We have carefully reviewed the record in this case. Regardless of whether we consider only the evidence at the close of the government's case or all the evidence, in either case, we find that in this particular instance there was sufficient evidence presented, such that the trial court properly denied appellant's motion for judgment of acquittal. The State presented a prima facie case of murder, albeit based on circumstantial evidence.[7] From this evidence, a reasonable mind could fairly conclude that appellant was guilty of murder beyond a reasonable doubt.

Affirmed.

NOTES

[1] The other issues raised are without merit.

[2] Act 209, S.L.H. 1980, was adopted on June 6, 1980 and has been codified in HRS §§ 612-51 through 612-59 (1981 Supp.).

[3] Other cases decided by this Court subsequent to Rodrigues regarding the independent grand jury counsel do not support appellant's claim. See State v. Kahlbaun, 64 Haw. ___, 638 P.2d 309 (1981); State v. Hehr, 63 Haw. 640, 633 P.2d 545 (1981); State v. Pendergrass, 63 Haw. 633, 633 P.2d 1113 (1981); State v. Melear, 63 Haw. 488, 630 P.2d 619 (1981).

[4] In Territory v. Bodine, 32 Haw. 528, 530 (1932), the Court avoided the question and stated:

Whether or not a motion for directed verdict can, in any event, be sustained for incompleteness in the opening statement of the prosecuting attorney, need not now be determined. The statement in the instant case offered competent proof of all the ingredients of the offense as defined by law and charged in the indictment and that fact alone is sufficient to defeat the exception.

[5] One situation where it would be proper to grant the motion for judgment of acquittal at the close of prosecutor's opening statement is where it is impossible for defendant to have committed the offense charged. See United States v. Dietrich, supra.

[6] We do note that the above-enunciated standard slightly differs from that employed on a motion for judgment of acquittal at the close of the prosecution's case or at the close of all the evidence. See State v. Summers, 62 Haw. 325, 614 P.2d 925 (1980). Given that the opening statement is not evidence, a more stringent standard is necessary.

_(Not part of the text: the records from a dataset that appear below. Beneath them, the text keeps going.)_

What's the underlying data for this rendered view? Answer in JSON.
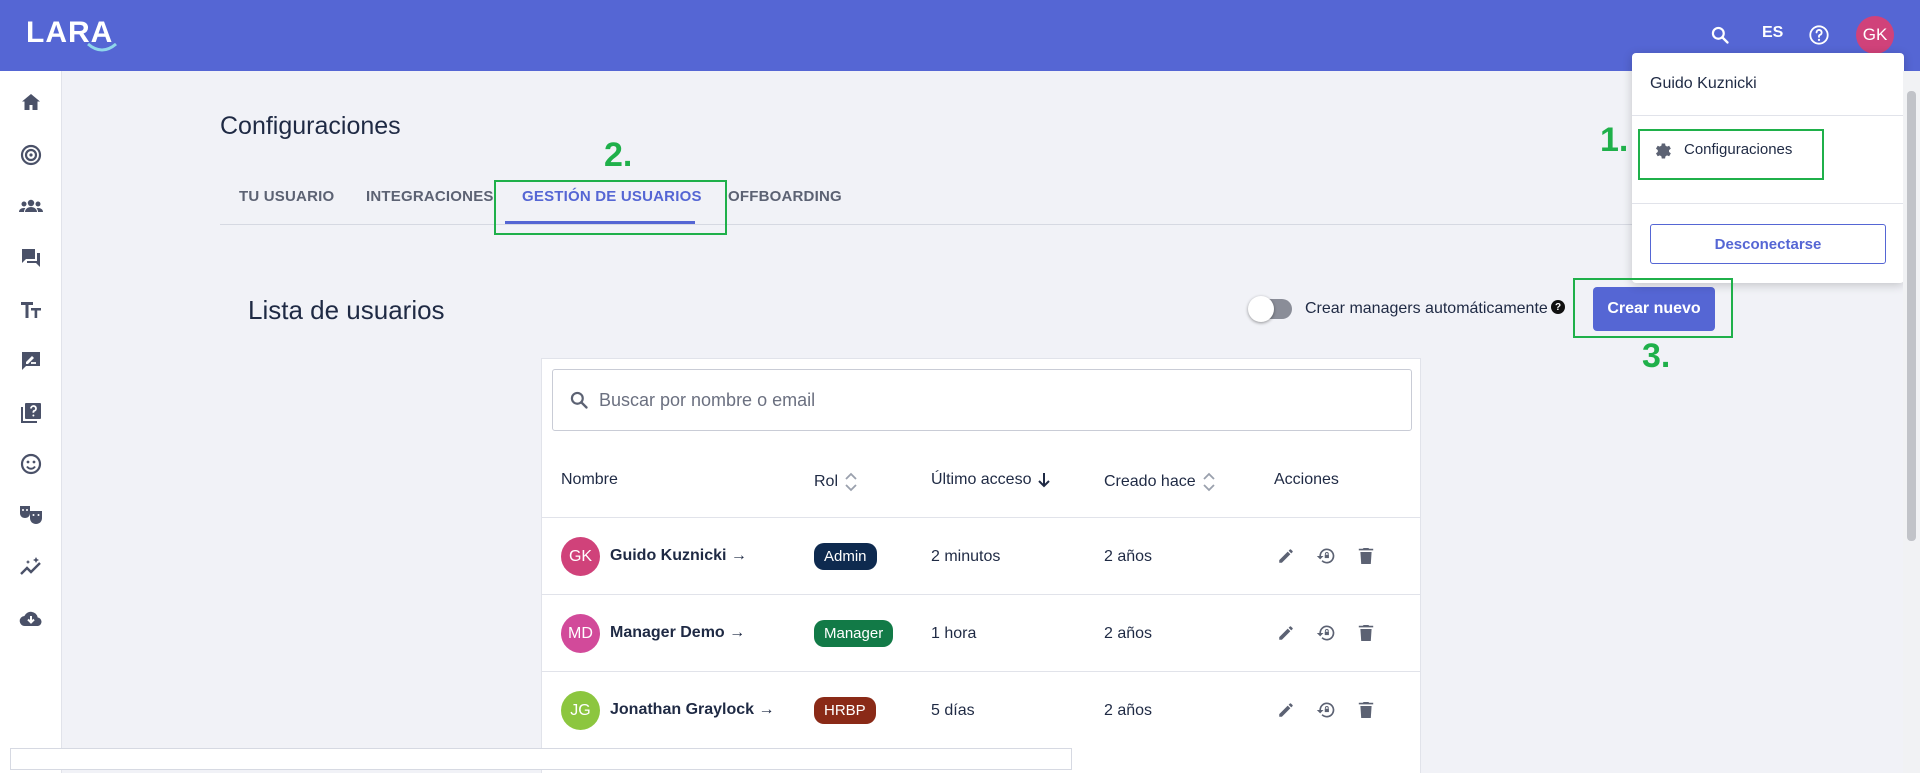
{
  "app": {
    "logo_text": "LARA",
    "lang": "ES",
    "user_initials": "GK"
  },
  "colors": {
    "brand": "#5566d4",
    "annotation_green": "#1fb04a",
    "admin_badge": "#0e2a4f",
    "manager_badge": "#127a47",
    "hrbp_badge": "#8a2a17"
  },
  "sidebar": {
    "items": [
      {
        "icon": "home-icon"
      },
      {
        "icon": "target-icon"
      },
      {
        "icon": "team-icon"
      },
      {
        "icon": "chat-icon"
      },
      {
        "icon": "text-size-icon"
      },
      {
        "icon": "feedback-icon"
      },
      {
        "icon": "quiz-icon"
      },
      {
        "icon": "smiley-icon"
      },
      {
        "icon": "masks-icon"
      },
      {
        "icon": "analytics-icon"
      },
      {
        "icon": "cloud-download-icon"
      }
    ]
  },
  "page": {
    "title": "Configuraciones"
  },
  "tabs": [
    {
      "label": "TU USUARIO"
    },
    {
      "label": "INTEGRACIONES"
    },
    {
      "label": "GESTIÓN DE USUARIOS"
    },
    {
      "label": "OFFBOARDING"
    }
  ],
  "users_section": {
    "title": "Lista de usuarios",
    "toggle_label": "Crear managers automáticamente",
    "help_symbol": "?",
    "create_button": "Crear nuevo",
    "search_placeholder": "Buscar por nombre o email",
    "columns": {
      "name": "Nombre",
      "role": "Rol",
      "last_access": "Último acceso",
      "created": "Creado hace",
      "actions": "Acciones"
    },
    "rows": [
      {
        "initials": "GK",
        "name": "Guido Kuznicki",
        "role": "Admin",
        "last_access": "2 minutos",
        "created": "2 años"
      },
      {
        "initials": "MD",
        "name": "Manager Demo",
        "role": "Manager",
        "last_access": "1 hora",
        "created": "2 años"
      },
      {
        "initials": "JG",
        "name": "Jonathan Graylock",
        "role": "HRBP",
        "last_access": "5 días",
        "created": "2 años"
      }
    ]
  },
  "dropdown": {
    "user_name": "Guido Kuznicki",
    "settings_label": "Configuraciones",
    "logout_label": "Desconectarse"
  },
  "annotations": {
    "step1": "1.",
    "step2": "2.",
    "step3": "3."
  }
}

[7] It is clear that the State's case is based on circumstantial evidence. It is well settled in this jurisdiction that guilt may be proved beyond a reasonable doubt on the basis of reasonable inferences drawn from circumstantial evidence. State v. Bright, 64 Haw. ___, 638 P.2d 330 (1981); State v. Murphy, 59 Haw. 1, 575 P.2d 448 (1978); State v. O'Daniel, 62 Haw. 518, 616 P.2d 1383 (1980). No greater degree of certainty is required where a conviction is based solely on circumstantial evidence rather than on direct evidence. State v. Smith, 63 Haw. 51, 621 P.2d 343 (1980).